[Your goal] In the records below, the line containing "Transcribe this image's" marks the start. Copy that line and everything after it exactly, through the last line.

________________________________________

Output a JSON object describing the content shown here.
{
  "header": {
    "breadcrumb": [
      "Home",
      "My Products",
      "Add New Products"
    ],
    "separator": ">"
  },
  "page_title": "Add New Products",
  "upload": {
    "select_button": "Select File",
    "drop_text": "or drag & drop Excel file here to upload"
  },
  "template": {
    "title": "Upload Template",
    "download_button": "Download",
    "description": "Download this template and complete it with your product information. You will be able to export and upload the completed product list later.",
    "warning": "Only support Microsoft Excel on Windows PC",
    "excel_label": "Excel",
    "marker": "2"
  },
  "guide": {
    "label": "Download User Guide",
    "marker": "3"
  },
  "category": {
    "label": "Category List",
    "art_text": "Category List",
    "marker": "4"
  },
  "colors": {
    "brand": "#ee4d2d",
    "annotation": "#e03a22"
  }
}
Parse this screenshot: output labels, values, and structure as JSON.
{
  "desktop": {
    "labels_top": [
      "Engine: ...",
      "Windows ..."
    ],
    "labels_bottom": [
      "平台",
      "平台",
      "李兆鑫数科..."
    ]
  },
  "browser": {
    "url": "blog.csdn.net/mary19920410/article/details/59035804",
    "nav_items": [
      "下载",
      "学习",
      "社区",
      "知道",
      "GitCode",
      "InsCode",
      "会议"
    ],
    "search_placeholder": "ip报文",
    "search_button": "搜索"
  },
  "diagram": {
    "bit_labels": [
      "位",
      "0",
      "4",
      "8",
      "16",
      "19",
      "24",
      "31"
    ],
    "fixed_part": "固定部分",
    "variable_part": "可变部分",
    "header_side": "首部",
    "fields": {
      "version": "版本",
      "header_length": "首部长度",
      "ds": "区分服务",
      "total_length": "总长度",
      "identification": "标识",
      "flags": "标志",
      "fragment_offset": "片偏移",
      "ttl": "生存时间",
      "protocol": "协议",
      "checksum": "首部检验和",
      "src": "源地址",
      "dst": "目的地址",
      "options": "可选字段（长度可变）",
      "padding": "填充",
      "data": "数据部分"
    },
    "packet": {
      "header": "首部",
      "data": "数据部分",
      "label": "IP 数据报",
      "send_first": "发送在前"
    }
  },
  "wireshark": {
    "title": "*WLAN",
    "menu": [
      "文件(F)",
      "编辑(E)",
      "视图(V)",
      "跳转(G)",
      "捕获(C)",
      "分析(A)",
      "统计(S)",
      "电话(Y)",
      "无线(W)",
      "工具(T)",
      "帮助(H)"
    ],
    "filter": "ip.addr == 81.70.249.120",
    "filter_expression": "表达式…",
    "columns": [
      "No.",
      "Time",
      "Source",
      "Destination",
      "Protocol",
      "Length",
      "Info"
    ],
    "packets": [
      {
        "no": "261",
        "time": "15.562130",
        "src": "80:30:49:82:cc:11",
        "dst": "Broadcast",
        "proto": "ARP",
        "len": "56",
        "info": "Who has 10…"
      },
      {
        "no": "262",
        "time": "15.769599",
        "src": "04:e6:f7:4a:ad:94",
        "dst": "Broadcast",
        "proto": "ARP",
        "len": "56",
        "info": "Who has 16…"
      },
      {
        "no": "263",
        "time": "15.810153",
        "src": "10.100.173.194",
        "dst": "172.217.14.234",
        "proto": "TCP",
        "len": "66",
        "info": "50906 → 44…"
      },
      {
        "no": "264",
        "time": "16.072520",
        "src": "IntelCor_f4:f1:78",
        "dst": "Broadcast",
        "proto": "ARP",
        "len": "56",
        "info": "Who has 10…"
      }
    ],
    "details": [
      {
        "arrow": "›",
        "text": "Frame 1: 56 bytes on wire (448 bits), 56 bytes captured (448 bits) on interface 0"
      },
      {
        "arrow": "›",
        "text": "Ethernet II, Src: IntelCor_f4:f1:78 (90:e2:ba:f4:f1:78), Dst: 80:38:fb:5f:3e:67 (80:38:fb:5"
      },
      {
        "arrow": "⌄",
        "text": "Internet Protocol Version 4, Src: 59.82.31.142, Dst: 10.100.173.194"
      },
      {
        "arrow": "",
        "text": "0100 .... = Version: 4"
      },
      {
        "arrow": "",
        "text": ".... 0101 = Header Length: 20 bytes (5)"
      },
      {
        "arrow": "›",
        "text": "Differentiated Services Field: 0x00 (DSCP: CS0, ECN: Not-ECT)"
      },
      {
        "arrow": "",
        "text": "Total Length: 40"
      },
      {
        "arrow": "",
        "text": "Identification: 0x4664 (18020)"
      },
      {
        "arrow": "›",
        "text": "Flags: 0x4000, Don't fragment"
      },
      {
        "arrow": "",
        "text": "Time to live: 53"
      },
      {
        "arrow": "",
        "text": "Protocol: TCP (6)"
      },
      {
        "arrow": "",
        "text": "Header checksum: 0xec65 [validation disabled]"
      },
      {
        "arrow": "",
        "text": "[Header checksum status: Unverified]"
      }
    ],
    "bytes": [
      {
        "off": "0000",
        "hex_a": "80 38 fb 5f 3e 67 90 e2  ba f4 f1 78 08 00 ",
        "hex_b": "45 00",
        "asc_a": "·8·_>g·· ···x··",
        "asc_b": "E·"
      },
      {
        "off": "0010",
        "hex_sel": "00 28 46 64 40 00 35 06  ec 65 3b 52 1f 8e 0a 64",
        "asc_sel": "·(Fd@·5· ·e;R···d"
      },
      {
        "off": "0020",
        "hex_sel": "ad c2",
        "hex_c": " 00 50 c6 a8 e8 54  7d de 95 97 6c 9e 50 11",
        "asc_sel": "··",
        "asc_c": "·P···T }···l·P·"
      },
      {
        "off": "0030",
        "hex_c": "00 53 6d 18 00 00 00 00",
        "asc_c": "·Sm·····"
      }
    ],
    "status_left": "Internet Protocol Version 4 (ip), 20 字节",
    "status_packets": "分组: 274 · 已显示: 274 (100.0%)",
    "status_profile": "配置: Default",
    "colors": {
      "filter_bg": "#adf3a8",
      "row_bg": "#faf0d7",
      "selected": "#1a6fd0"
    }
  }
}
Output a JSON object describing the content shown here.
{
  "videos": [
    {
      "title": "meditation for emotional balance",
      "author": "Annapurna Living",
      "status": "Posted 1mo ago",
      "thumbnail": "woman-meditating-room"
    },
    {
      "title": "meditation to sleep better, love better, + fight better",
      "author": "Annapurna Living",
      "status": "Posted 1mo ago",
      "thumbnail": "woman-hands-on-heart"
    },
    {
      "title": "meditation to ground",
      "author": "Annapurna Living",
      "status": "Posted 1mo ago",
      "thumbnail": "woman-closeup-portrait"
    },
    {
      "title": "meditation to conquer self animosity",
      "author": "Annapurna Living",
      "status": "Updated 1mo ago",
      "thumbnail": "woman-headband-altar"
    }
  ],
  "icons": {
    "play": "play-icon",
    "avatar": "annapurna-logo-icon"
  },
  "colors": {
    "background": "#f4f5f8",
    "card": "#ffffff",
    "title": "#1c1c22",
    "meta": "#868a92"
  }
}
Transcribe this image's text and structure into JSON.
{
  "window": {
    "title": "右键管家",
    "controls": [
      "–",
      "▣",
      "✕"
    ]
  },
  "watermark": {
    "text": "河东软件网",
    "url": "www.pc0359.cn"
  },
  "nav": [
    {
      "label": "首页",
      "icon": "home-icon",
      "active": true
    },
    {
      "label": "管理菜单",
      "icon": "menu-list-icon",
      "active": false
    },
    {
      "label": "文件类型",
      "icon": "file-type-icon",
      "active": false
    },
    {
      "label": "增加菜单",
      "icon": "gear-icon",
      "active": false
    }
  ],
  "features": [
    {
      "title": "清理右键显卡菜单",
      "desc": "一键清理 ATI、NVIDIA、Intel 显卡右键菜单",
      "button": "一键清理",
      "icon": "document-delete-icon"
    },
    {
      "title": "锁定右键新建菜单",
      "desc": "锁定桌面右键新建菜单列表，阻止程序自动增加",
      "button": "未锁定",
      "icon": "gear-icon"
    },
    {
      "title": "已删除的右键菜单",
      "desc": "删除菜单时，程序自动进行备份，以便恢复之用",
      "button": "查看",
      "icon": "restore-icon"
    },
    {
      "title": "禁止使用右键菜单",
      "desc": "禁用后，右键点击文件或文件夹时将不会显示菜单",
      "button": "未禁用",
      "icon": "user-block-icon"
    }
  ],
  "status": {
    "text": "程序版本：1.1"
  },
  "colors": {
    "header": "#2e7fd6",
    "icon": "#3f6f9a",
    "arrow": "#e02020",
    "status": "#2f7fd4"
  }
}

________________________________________

[Answer to the exercise]
Transcribe this image's text and structure into JSON.
{
  "window": {
    "title": "右键管家",
    "controls": [
      "–",
      "▣",
      "✕"
    ]
  },
  "watermark": {
    "text": "河东软件网",
    "url": "www.pc0359.cn"
  },
  "nav": [
    {
      "label": "首页",
      "icon": "home-icon",
      "active": true
    },
    {
      "label": "管理菜单",
      "icon": "menu-list-icon",
      "active": false
    },
    {
      "label": "文件类型",
      "icon": "file-type-icon",
      "active": false
    },
    {
      "label": "增加菜单",
      "icon": "gear-icon",
      "active": false
    }
  ],
  "features": [
    {
      "title": "清理右键显卡菜单",
      "desc": "一键清理 ATI、NVIDIA、Intel 显卡右键菜单",
      "button": "一键清理",
      "icon": "document-delete-icon"
    },
    {
      "title": "锁定右键新建菜单",
      "desc": "锁定桌面右键新建菜单列表，阻止程序自动增加",
      "button": "未锁定",
      "icon": "gear-icon"
    },
    {
      "title": "已删除的右键菜单",
      "desc": "删除菜单时，程序自动进行备份，以便恢复之用",
      "button": "查看",
      "icon": "restore-icon"
    },
    {
      "title": "禁止使用右键菜单",
      "desc": "禁用后，右键点击文件或文件夹时将不会显示菜单",
      "button": "未禁用",
      "icon": "user-block-icon"
    }
  ],
  "status": {
    "text": "程序版本：1.1"
  },
  "colors": {
    "header": "#2e7fd6",
    "icon": "#3f6f9a",
    "arrow": "#e02020",
    "status": "#2f7fd4"
  }
}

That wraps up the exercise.